If you are new and only have 1 sale and it was for $2000.00. None of your potential customers can see what the dollar amount of the sale was. They only see that you have only 1 review. You need about 60 reviews on a single gig offer to get things moving here. That will take about 100 deliveries on one of your gig offers.
All good. I didn’t want to high jack the thread either, but since the topic is about suggestions, I thought our side discussion makes sense, especially since @landongrace mentioned it was part of his path to success, having lots of gigs in the early stages at a reduced price, and large orders can be broken down too.
You are right that a few clients won’t go for a break down, and prefer one delivery. In my experience, if they want me they will be OK with the multiple order if I bring that up at the END of the discussions, after we have agreed on everything else.
The reason is by that point we have a working relationship. They have asked questions, I’ve asked questions, we’ve gone back and forth over 20 details on a larger order.
SO… They are more open to minor tweaks (like me suggesting we break it up), because they have some investment in our process. If they say no, they get to start over with another provider. That’s a loss for both of us.
I do understand that some buyers prefer one delivery, but if they are that rigid, I probably won’t work with them. (I’m NOT saying someone else should make that same decision. YOU decide the terms you work on.)
I don’t think it’s unreasonable for multiple order IF I do the work to break up the custom orders. Plus I sell them on the benefits of getting something early so they can provide feedback. That will NOT work for everybody, or every situation, but that’s my overall principle.
PS: I love what you did with the “Hide Details” option in the previous post. I had never noticed that option before but it is great. After seeing your message I explored and found it in the gear icon.
THANK YOU for using it! Now I learned something else too about the forum too, and will steal that idea for future posts.
Such GREAT advice!
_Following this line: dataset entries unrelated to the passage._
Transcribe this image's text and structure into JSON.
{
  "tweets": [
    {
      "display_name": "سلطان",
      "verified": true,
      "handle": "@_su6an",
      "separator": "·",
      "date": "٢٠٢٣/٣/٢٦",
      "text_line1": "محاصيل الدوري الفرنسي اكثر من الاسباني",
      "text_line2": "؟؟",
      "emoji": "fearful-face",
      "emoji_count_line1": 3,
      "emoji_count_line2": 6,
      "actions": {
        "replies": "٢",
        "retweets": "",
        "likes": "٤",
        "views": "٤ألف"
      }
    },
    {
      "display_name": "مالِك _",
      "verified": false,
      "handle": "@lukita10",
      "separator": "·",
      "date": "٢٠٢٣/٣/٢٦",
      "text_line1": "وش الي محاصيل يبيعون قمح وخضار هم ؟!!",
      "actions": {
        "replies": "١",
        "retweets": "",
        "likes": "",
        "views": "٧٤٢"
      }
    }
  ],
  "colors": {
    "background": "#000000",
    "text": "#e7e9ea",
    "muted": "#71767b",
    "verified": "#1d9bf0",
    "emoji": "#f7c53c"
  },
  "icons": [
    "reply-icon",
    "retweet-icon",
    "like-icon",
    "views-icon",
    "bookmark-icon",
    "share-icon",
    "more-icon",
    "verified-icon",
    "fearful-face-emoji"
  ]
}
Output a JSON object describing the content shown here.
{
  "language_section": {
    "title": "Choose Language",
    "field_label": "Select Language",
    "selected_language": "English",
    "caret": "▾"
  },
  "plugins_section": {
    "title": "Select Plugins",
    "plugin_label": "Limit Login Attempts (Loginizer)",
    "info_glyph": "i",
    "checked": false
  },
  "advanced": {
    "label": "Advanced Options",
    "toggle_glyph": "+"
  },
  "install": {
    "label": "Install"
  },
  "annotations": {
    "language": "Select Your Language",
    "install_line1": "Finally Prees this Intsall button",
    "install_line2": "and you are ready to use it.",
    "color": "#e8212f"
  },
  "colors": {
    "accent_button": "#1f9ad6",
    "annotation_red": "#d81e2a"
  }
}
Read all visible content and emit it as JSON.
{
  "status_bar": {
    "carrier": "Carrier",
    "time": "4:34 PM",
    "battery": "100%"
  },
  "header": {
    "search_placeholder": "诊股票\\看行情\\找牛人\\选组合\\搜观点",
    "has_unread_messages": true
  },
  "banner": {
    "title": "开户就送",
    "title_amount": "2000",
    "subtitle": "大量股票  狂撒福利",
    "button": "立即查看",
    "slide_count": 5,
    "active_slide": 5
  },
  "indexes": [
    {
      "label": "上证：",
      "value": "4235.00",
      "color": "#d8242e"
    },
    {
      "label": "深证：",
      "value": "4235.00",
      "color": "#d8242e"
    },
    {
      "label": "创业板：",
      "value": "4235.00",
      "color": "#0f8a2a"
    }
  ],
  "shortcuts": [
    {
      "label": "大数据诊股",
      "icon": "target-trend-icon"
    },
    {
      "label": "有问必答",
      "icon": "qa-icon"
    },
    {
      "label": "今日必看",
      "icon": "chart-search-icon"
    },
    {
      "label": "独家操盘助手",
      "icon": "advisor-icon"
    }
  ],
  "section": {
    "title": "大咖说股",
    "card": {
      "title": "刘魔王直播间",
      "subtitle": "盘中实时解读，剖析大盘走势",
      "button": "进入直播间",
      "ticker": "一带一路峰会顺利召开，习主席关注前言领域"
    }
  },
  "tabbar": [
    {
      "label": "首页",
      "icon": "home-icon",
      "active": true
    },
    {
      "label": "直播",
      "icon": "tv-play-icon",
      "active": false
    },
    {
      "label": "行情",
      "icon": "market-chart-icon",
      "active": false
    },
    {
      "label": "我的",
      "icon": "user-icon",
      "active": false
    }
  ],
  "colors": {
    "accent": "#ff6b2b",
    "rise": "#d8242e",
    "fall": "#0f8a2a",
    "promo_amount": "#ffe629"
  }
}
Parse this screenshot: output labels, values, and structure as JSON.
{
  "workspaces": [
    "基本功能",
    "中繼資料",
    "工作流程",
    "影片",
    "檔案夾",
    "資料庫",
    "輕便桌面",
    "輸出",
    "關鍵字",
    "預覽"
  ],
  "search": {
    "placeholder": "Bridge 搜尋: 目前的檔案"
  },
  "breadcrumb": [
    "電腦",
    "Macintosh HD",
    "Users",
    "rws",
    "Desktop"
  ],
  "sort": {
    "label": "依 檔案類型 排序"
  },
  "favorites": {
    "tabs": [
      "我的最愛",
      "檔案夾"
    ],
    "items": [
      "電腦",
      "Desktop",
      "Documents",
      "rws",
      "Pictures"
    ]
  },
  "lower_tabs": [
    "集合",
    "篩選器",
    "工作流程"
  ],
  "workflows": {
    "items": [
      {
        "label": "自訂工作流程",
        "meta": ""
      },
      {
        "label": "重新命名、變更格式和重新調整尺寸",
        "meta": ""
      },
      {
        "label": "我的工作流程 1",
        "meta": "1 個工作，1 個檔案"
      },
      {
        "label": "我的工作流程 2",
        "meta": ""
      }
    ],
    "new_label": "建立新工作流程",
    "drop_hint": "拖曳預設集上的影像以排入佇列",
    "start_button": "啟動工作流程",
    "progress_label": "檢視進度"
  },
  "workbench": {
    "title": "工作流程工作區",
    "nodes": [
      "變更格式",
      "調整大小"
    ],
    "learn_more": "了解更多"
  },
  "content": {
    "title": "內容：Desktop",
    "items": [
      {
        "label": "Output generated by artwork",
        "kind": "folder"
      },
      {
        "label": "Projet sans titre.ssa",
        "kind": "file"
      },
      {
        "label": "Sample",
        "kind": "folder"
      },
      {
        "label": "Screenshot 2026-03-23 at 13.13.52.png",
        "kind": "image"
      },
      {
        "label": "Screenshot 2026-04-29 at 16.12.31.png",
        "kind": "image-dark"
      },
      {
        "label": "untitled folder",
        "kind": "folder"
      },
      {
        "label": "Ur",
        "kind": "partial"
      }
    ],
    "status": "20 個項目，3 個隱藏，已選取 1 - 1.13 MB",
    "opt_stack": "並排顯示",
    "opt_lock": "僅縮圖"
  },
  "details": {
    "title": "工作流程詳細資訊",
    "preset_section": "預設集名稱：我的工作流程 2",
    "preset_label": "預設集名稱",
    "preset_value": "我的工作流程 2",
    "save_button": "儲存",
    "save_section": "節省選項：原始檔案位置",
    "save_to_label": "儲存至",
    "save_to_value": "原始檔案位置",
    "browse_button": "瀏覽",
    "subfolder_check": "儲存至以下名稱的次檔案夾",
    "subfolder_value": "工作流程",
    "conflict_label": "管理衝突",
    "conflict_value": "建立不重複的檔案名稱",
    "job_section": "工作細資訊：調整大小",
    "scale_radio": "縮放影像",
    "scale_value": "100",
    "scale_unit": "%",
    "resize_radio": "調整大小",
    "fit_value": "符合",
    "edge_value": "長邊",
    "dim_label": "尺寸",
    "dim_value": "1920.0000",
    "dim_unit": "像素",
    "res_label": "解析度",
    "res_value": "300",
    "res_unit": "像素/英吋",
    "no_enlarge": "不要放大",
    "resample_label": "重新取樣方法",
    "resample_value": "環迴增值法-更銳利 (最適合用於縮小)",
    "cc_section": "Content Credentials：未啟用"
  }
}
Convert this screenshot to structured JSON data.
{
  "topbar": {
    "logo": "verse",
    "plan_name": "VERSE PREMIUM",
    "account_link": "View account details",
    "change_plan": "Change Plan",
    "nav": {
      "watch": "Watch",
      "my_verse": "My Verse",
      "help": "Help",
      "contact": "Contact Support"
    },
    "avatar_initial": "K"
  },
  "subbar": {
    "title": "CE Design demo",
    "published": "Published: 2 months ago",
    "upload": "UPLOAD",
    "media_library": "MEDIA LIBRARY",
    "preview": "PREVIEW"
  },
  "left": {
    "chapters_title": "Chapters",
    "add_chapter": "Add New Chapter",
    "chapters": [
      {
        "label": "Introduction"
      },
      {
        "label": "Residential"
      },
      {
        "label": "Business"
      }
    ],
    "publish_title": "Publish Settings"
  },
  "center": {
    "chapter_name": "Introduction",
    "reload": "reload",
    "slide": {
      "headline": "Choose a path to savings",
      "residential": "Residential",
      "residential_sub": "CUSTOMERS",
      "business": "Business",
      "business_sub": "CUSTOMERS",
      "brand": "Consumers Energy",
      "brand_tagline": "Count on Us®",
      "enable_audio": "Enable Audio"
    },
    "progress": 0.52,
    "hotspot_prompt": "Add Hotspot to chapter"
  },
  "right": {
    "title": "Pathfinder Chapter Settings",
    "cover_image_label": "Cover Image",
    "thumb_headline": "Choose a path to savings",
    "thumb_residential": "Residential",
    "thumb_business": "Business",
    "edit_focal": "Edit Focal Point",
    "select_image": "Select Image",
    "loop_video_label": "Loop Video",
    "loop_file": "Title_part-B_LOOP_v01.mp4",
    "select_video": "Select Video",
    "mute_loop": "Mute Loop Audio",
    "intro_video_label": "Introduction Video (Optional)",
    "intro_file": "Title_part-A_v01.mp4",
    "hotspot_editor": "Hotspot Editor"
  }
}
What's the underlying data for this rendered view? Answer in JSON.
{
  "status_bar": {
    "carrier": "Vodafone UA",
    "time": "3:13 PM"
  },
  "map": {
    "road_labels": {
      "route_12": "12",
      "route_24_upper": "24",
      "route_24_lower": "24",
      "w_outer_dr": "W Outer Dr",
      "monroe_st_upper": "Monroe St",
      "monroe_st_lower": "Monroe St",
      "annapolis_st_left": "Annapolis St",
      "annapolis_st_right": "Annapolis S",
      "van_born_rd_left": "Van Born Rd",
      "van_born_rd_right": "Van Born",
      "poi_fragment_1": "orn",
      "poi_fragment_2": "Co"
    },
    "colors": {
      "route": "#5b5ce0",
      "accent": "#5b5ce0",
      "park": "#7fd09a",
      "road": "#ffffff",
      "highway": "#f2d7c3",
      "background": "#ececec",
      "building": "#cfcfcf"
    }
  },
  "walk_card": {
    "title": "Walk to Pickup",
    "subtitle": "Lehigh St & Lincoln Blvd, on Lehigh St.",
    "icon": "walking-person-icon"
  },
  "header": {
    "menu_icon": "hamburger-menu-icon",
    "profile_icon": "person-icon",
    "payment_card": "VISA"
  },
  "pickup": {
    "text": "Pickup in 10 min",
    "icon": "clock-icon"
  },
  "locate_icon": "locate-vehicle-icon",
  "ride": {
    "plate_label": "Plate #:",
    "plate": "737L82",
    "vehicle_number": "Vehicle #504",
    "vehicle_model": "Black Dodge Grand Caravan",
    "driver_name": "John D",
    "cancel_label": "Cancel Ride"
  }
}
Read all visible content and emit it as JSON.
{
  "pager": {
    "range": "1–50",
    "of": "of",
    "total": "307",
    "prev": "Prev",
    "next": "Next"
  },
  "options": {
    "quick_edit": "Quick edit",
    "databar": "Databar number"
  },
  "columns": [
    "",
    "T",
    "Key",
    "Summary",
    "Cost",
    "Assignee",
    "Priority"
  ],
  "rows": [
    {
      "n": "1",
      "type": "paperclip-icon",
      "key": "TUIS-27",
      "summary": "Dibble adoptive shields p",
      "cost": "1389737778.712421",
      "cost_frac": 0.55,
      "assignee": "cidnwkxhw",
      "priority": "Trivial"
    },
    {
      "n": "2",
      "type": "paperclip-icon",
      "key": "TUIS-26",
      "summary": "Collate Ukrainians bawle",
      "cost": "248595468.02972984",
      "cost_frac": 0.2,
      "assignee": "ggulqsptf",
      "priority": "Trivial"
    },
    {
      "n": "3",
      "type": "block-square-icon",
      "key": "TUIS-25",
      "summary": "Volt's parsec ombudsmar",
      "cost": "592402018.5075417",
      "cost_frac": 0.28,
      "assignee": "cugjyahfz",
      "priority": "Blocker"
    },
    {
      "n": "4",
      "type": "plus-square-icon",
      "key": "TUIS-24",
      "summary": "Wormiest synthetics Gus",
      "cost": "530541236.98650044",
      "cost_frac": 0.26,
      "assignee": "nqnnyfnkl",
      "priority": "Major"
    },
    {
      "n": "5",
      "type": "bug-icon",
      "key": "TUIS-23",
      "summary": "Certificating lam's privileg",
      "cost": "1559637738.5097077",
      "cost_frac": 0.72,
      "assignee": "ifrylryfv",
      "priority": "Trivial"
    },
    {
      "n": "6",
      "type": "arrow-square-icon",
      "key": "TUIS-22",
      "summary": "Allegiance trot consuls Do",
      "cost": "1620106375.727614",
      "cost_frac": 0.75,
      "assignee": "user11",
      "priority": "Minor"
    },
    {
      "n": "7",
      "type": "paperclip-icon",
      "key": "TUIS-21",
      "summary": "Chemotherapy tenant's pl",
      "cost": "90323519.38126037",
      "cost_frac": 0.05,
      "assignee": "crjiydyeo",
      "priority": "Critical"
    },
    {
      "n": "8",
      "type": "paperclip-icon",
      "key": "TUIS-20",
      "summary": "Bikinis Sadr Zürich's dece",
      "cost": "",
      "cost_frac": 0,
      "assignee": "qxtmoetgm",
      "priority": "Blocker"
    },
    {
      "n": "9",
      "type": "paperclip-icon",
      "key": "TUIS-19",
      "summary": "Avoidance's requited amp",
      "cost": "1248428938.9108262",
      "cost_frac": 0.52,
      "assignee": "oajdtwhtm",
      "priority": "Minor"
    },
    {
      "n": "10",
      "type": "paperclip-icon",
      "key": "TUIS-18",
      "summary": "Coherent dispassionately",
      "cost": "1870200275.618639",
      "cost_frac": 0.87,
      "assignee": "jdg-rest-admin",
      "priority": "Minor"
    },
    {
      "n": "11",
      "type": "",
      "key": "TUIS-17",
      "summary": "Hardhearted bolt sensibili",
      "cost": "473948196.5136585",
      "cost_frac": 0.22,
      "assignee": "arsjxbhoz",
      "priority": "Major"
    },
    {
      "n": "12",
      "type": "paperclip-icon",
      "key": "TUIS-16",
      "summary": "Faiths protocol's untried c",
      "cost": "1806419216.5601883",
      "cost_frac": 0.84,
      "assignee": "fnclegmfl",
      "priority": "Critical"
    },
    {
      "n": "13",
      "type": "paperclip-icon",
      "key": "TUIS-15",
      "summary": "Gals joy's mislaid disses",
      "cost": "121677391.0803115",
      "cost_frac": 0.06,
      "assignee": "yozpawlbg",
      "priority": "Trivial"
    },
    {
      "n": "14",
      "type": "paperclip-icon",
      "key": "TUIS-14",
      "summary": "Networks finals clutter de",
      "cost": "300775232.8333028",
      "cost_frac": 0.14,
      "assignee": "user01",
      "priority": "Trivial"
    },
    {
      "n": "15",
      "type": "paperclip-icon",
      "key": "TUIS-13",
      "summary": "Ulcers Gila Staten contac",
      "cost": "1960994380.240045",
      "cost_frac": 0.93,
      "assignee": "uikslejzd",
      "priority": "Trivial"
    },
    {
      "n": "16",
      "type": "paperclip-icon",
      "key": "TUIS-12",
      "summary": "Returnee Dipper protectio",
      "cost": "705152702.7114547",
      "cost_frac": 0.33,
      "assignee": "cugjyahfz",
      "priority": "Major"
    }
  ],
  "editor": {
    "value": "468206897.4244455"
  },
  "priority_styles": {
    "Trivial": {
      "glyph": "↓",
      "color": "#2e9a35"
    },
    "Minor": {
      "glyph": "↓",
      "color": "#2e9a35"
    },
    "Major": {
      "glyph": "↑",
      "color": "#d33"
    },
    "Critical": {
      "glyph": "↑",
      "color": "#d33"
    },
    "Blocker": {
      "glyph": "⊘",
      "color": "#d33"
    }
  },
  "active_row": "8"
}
Excellent wisdom based on extensive experience.
all this time i just watch and learn and what i realized it is the chat(communication and sending custom offers)
for make better sales and raising fiverr levels